An actinic keratosis is a rough, scaly patch on your skin that develops from years of exposure to the sun. It's most commonly found on your face, lips, ears, back of your hands, forearms, scalp or neck. Also known as solar keratosis, an actinic keratosis enlarges slowly and usually causes no signs or symptoms other than a patch or small spot on your skin.
Over time, actinic keratoses may develop into invasive squamous cell carcinoma; according to one study of almost 7000 patients, among the small percentage of actinic keratoses that progress into squamous cell carcinoma, the length of time for this transformation to occur was approximately 2 years.
• Cells within actinic keratoses (AKs) show characteristic UV-induced gene mutations.
• Histologically AKs share features with squamous cell carcinoma (SCC).
Although the majority of cutaneous squamous cell carcinomas arise from or in association with actinic keratosis, the risk of progression of actinic keratosis to squamous cell carcinoma is low. No reliable histologic criteria have been established that predict which actinic keratoses will progress to squamous cell carcinoma in situ or invasive squamous cell carcinoma.

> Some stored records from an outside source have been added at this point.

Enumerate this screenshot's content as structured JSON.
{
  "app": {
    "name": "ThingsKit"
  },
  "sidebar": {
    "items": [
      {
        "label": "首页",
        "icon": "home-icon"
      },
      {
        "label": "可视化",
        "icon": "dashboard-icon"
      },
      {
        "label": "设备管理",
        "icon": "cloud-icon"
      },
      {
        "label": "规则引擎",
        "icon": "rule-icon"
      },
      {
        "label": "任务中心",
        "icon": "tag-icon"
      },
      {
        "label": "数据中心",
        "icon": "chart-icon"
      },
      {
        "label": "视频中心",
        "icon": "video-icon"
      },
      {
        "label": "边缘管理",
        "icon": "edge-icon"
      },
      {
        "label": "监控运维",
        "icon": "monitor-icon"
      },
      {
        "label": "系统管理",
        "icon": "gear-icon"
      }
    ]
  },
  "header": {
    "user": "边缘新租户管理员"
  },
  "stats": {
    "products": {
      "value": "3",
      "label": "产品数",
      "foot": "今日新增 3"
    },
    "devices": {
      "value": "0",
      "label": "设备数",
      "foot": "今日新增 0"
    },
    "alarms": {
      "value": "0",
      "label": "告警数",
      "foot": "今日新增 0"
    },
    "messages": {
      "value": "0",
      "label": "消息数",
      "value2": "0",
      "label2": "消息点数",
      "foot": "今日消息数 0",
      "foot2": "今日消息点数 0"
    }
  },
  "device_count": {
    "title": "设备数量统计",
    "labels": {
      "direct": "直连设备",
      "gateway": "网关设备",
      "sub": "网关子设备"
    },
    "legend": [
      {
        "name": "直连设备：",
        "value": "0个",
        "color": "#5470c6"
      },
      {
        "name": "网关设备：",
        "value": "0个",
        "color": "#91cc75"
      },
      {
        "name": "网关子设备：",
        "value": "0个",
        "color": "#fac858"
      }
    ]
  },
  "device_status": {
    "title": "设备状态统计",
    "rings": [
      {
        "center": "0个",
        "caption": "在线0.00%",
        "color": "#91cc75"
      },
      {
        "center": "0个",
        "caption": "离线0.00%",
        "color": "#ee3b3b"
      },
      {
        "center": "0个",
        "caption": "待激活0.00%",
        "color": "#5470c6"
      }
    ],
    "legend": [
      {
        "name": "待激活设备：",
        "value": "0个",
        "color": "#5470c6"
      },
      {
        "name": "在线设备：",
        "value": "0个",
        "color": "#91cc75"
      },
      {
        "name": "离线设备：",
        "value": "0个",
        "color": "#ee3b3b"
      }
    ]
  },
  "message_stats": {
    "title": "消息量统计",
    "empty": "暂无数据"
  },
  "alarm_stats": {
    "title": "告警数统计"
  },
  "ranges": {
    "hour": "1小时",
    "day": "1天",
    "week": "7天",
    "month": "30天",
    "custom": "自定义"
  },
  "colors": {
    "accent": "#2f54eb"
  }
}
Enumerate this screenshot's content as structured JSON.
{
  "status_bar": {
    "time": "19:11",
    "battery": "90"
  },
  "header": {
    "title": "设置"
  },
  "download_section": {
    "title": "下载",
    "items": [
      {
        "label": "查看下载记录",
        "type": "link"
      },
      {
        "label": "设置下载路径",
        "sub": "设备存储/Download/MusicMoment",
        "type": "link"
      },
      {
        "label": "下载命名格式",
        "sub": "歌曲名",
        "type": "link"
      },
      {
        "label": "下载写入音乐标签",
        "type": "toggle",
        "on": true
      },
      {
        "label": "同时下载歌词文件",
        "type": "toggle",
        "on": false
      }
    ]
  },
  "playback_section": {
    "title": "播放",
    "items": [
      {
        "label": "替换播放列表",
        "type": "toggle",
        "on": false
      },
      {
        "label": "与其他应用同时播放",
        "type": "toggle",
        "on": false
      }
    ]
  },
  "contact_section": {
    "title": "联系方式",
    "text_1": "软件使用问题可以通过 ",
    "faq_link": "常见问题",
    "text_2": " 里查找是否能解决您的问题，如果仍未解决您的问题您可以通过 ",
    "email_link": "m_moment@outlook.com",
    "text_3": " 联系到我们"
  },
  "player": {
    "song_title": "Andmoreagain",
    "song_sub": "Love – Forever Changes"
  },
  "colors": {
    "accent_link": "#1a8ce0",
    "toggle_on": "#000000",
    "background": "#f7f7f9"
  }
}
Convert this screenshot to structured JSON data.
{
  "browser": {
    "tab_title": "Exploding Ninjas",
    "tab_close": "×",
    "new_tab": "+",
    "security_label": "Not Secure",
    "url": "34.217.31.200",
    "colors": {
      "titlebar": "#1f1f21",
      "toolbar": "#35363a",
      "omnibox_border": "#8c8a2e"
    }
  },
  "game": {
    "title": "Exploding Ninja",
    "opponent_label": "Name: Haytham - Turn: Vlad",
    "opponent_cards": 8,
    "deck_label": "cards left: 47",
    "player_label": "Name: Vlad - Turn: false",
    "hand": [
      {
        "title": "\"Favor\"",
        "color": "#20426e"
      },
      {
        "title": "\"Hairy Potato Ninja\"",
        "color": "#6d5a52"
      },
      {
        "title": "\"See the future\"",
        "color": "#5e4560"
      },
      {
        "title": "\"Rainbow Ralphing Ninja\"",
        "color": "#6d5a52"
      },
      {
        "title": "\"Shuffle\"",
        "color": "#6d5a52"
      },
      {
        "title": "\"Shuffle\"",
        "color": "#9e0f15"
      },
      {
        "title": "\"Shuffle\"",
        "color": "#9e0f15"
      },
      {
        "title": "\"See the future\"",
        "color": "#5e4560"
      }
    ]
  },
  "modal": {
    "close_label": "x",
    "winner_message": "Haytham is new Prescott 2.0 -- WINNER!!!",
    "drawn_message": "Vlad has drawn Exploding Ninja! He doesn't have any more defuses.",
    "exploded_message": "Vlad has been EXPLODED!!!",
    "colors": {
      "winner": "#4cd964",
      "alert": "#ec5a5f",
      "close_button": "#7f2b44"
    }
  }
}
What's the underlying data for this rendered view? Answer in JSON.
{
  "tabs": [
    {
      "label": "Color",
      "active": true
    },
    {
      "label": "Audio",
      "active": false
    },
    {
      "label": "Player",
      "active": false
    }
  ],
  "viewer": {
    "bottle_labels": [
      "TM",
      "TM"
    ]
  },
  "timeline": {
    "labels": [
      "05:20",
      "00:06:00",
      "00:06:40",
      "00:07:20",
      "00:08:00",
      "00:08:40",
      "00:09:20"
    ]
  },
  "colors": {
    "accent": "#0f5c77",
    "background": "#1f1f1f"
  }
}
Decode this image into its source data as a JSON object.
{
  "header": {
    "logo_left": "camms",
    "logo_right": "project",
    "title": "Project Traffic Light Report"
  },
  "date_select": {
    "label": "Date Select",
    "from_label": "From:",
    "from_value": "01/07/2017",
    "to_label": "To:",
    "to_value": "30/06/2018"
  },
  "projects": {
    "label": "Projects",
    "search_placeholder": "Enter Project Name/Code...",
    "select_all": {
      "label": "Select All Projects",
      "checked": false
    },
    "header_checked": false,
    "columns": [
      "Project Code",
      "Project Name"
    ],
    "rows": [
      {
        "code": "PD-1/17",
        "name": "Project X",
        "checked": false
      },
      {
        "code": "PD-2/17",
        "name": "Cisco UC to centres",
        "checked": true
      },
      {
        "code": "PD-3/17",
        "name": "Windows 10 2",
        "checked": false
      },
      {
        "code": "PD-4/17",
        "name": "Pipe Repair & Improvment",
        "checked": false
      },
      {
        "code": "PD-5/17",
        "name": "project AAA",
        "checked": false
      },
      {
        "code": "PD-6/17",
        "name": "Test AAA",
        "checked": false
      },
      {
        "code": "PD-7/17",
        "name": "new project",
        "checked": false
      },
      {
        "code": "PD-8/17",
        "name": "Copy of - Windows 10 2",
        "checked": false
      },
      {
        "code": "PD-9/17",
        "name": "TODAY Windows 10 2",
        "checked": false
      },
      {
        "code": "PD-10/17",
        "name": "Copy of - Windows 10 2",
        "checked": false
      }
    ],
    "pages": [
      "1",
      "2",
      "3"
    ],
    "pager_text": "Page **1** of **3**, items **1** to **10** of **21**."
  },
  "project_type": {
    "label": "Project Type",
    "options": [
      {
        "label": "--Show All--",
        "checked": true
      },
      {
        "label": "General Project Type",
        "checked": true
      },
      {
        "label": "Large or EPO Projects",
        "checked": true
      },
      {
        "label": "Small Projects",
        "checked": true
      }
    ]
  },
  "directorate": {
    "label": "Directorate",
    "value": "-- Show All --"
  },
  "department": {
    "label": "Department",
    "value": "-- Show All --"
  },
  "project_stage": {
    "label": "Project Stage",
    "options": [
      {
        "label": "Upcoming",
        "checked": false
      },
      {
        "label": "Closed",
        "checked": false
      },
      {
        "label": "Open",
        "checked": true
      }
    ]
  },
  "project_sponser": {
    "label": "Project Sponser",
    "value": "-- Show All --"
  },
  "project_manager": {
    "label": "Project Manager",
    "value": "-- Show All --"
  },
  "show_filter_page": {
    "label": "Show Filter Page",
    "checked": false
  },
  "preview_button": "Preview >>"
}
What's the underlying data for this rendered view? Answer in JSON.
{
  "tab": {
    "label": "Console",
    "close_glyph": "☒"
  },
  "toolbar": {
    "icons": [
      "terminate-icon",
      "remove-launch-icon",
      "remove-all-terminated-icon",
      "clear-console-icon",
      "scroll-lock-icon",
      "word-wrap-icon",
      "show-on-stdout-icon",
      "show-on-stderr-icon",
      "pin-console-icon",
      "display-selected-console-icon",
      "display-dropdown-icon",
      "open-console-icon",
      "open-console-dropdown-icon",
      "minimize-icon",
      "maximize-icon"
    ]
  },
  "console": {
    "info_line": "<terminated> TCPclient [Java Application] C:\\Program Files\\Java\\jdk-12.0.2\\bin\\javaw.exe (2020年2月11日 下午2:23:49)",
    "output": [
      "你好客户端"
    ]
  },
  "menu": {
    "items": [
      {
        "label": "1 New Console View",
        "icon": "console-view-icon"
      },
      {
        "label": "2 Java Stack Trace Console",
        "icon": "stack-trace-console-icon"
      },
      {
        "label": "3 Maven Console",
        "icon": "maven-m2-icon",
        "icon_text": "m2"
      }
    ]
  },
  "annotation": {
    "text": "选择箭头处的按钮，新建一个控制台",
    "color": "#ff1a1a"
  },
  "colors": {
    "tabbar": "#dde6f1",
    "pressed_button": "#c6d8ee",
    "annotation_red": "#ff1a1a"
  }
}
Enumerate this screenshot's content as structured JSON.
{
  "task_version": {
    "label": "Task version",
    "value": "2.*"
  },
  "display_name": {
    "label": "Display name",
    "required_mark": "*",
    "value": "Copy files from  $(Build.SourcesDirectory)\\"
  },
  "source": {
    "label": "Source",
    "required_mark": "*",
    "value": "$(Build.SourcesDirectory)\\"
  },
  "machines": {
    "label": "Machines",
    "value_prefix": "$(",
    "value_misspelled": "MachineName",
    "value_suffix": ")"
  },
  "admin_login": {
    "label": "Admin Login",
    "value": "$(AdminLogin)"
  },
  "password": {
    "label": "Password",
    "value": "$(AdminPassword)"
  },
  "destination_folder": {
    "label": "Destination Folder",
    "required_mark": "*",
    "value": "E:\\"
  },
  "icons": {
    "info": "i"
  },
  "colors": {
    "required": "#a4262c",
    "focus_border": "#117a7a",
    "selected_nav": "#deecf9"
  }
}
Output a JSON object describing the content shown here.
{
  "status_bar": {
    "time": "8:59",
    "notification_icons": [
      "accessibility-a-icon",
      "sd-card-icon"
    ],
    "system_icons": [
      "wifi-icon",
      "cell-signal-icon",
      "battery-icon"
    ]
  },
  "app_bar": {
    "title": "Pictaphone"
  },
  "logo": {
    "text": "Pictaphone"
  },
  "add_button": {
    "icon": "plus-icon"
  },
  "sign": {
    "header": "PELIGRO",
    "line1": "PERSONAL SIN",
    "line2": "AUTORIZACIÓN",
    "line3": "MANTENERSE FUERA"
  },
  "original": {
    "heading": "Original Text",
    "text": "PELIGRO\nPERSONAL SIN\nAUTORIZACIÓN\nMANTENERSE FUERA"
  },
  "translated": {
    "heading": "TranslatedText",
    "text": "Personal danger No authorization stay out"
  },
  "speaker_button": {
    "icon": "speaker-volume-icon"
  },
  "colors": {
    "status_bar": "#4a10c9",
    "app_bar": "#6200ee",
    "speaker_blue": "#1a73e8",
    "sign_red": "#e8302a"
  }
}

Treatment for non-melanoma skin cancer is given by cancer specialists (oncologists). Some specialize in surgery, some in radiation therapy and others in chemotherapy (drugs). These doctors work with the person with cancer to decide on a treatment plan. The goals of treatment for non-melanoma skin cancer include:
• completely removing the tumour or lesion, • preserving or protecting normal tissue.